Cheers: To new classrooms, gymnasiums and play areas for Ridgefield public schools. The district’s voters recently approved a $47 million bond measure that will fund some long-awaited improvements at four schools on three campuses. School administrators now say major construction will begin next year and they hope it will completed in time for the 2014-15 school year. The work will start at Union Ridge Elementary and View Ridge Middle schools, where the planning is farthest along. In all, the bond will pay for 18 to 24 new classrooms, two gyms, and additional space in school cafeterias and for music programs. The high school football field will get synthetic turf and the track will be resurfaced, and there will be other lighting and audio-video projects.

Jeers: To delayed repairs to the giant flagpole that flies above the Clark County Fairgrounds. The flagpole and American flag are likely the largest in the county, and are clearly visible from Interstate 5. Lately, though, the flag has been stuck at half-staff and not illuminated appropriately. It turns out that the county isn’t the culprit. It’s AT&T. The telecom provider actually hides cellular phone antennas inside the pole, and in return agrees to maintain the flag and the pole.

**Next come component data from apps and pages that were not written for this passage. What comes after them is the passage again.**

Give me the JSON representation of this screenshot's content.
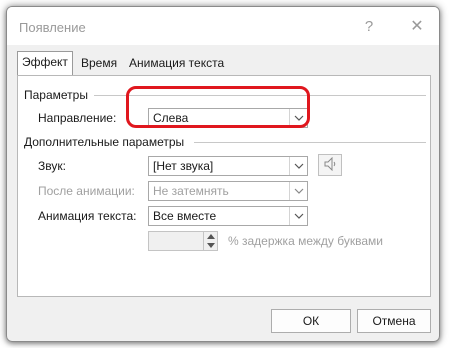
{
  "window": {
    "title": "Появление",
    "help_label": "?",
    "close_label": "✕"
  },
  "tabs": [
    {
      "label": "Эффект",
      "active": true
    },
    {
      "label": "Время",
      "active": false
    },
    {
      "label": "Анимация текста",
      "active": false
    }
  ],
  "parameters": {
    "section_label": "Параметры",
    "direction_label": "Направление:",
    "direction_value": "Слева"
  },
  "extra": {
    "section_label": "Дополнительные параметры",
    "sound_label": "Звук:",
    "sound_value": "[Нет звука]",
    "sound_icon": "speaker-icon",
    "after_label": "После анимации:",
    "after_value": "Не затемнять",
    "text_anim_label": "Анимация текста:",
    "text_anim_value": "Все вместе",
    "delay_value": "",
    "delay_label": "% задержка между буквами"
  },
  "footer": {
    "ok_label": "ОК",
    "cancel_label": "Отмена"
  },
  "colors": {
    "highlight": "#e0171e",
    "dialog_bg": "#f0f0f0"
  }
}
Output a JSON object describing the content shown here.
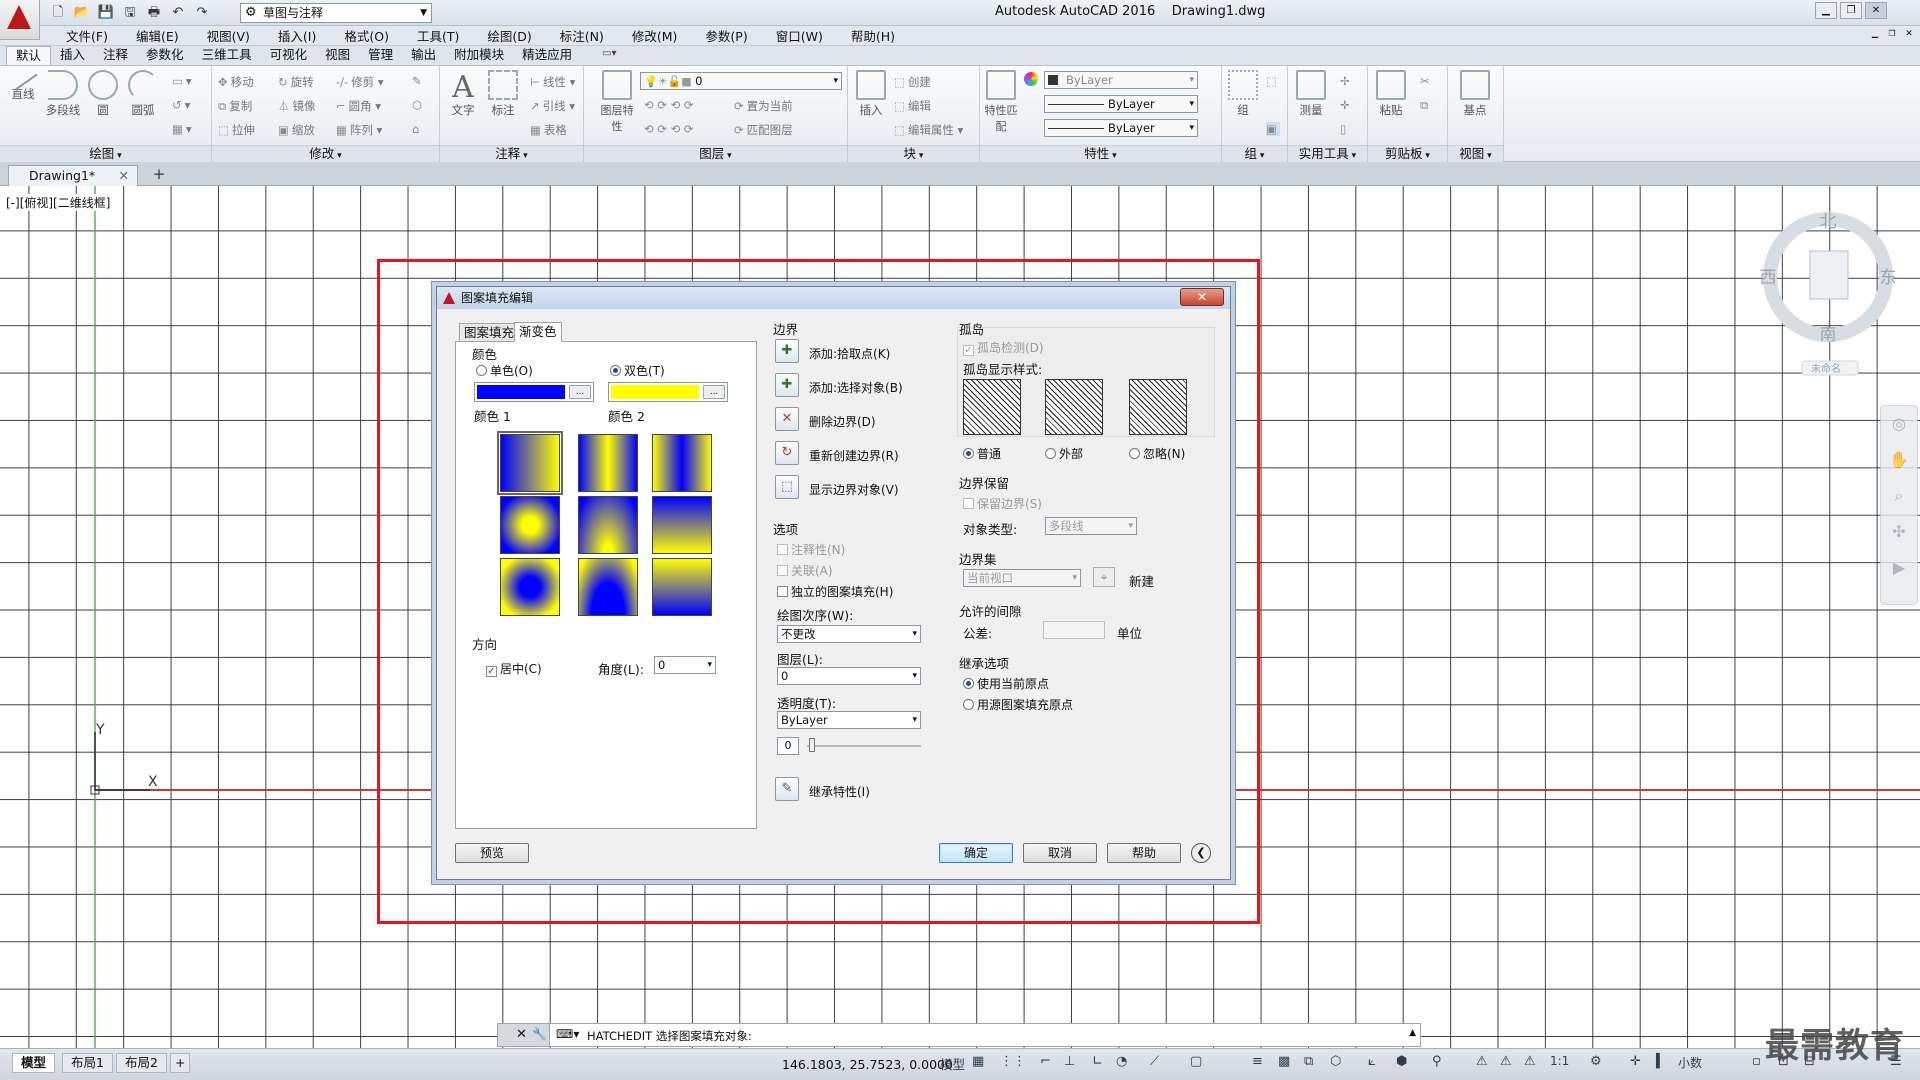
{
  "app": {
    "title": "Autodesk AutoCAD 2016    Drawing1.dwg",
    "workspace": "草图与注释",
    "watermark": "最需教育"
  },
  "menu": [
    "文件(F)",
    "编辑(E)",
    "视图(V)",
    "插入(I)",
    "格式(O)",
    "工具(T)",
    "绘图(D)",
    "标注(N)",
    "修改(M)",
    "参数(P)",
    "窗口(W)",
    "帮助(H)"
  ],
  "ribbon_tabs": [
    "默认",
    "插入",
    "注释",
    "参数化",
    "三维工具",
    "可视化",
    "视图",
    "管理",
    "输出",
    "附加模块",
    "精选应用"
  ],
  "ribbon": {
    "draw": {
      "title": "绘图",
      "line": "直线",
      "polyline": "多段线",
      "circle": "圆",
      "arc": "圆弧"
    },
    "modify": {
      "title": "修改",
      "move": "移动",
      "rotate": "旋转",
      "trim": "修剪",
      "copy": "复制",
      "mirror": "镜像",
      "fillet": "圆角",
      "stretch": "拉伸",
      "scale": "缩放",
      "array": "阵列"
    },
    "annotation": {
      "title": "注释",
      "text": "文字",
      "dimension": "标注",
      "linear": "线性",
      "leader": "引线",
      "table": "表格"
    },
    "layers": {
      "title": "图层",
      "layer_props": "图层特性",
      "current": "0",
      "make_current": "置为当前",
      "match": "匹配图层"
    },
    "block": {
      "title": "块",
      "insert": "插入",
      "create": "创建",
      "edit": "编辑",
      "edit_attr": "编辑属性"
    },
    "properties": {
      "title": "特性",
      "match": "特性匹配",
      "color": "ByLayer",
      "linetype": "ByLayer",
      "lineweight": "ByLayer"
    },
    "groups": {
      "title": "组",
      "group": "组"
    },
    "utilities": {
      "title": "实用工具",
      "measure": "测量"
    },
    "clipboard": {
      "title": "剪贴板",
      "paste": "粘贴"
    },
    "view": {
      "title": "视图",
      "base": "基点"
    }
  },
  "doc_tab": "Drawing1*",
  "viewport_label": "[-][俯视][二维线框]",
  "viewcube": {
    "north": "北",
    "south": "南",
    "east": "东",
    "west": "西",
    "wcs": "未命名"
  },
  "ucs": {
    "x": "X",
    "y": "Y"
  },
  "dialog": {
    "title": "图案填充编辑",
    "tabs": [
      "图案填充",
      "渐变色"
    ],
    "color": {
      "label": "颜色",
      "one_color": "单色(O)",
      "two_color": "双色(T)",
      "color1_label": "颜色 1",
      "color2_label": "颜色 2",
      "color1": "#0000ff",
      "color2": "#ffff00"
    },
    "orientation": {
      "label": "方向",
      "centered": "居中(C)",
      "angle_label": "角度(L):",
      "angle": "0"
    },
    "boundaries": {
      "label": "边界",
      "add_pick": "添加:拾取点(K)",
      "add_select": "添加:选择对象(B)",
      "remove": "删除边界(D)",
      "recreate": "重新创建边界(R)",
      "display": "显示边界对象(V)"
    },
    "options": {
      "label": "选项",
      "annotative": "注释性(N)",
      "associative": "关联(A)",
      "separate": "独立的图案填充(H)",
      "draw_order_label": "绘图次序(W):",
      "draw_order": "不更改",
      "layer_label": "图层(L):",
      "layer": "0",
      "transparency_label": "透明度(T):",
      "transparency": "ByLayer",
      "transparency_value": "0"
    },
    "inherit": "继承特性(I)",
    "islands": {
      "label": "孤岛",
      "detect": "孤岛检测(D)",
      "style_label": "孤岛显示样式:",
      "normal": "普通",
      "outer": "外部",
      "ignore": "忽略(N)"
    },
    "retain": {
      "label": "边界保留",
      "retain": "保留边界(S)",
      "type_label": "对象类型:",
      "type": "多段线"
    },
    "boundary_set": {
      "label": "边界集",
      "value": "当前视口",
      "new": "新建"
    },
    "gap": {
      "label": "允许的间隙",
      "tolerance": "公差:",
      "unit": "单位"
    },
    "inherit_opts": {
      "label": "继承选项",
      "current": "使用当前原点",
      "source": "用源图案填充原点"
    },
    "buttons": {
      "preview": "预览",
      "ok": "确定",
      "cancel": "取消",
      "help": "帮助"
    }
  },
  "command_line": "HATCHEDIT 选择图案填充对象:",
  "status": {
    "layouts": [
      "模型",
      "布局1",
      "布局2"
    ],
    "coords": "146.1803, 25.7523, 0.0000",
    "model": "模型",
    "scale": "1:1",
    "units": "小数"
  }
}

The county’s general services manager says the corporation was aware of the problems and planned to make needed repairs as soon as weather permits.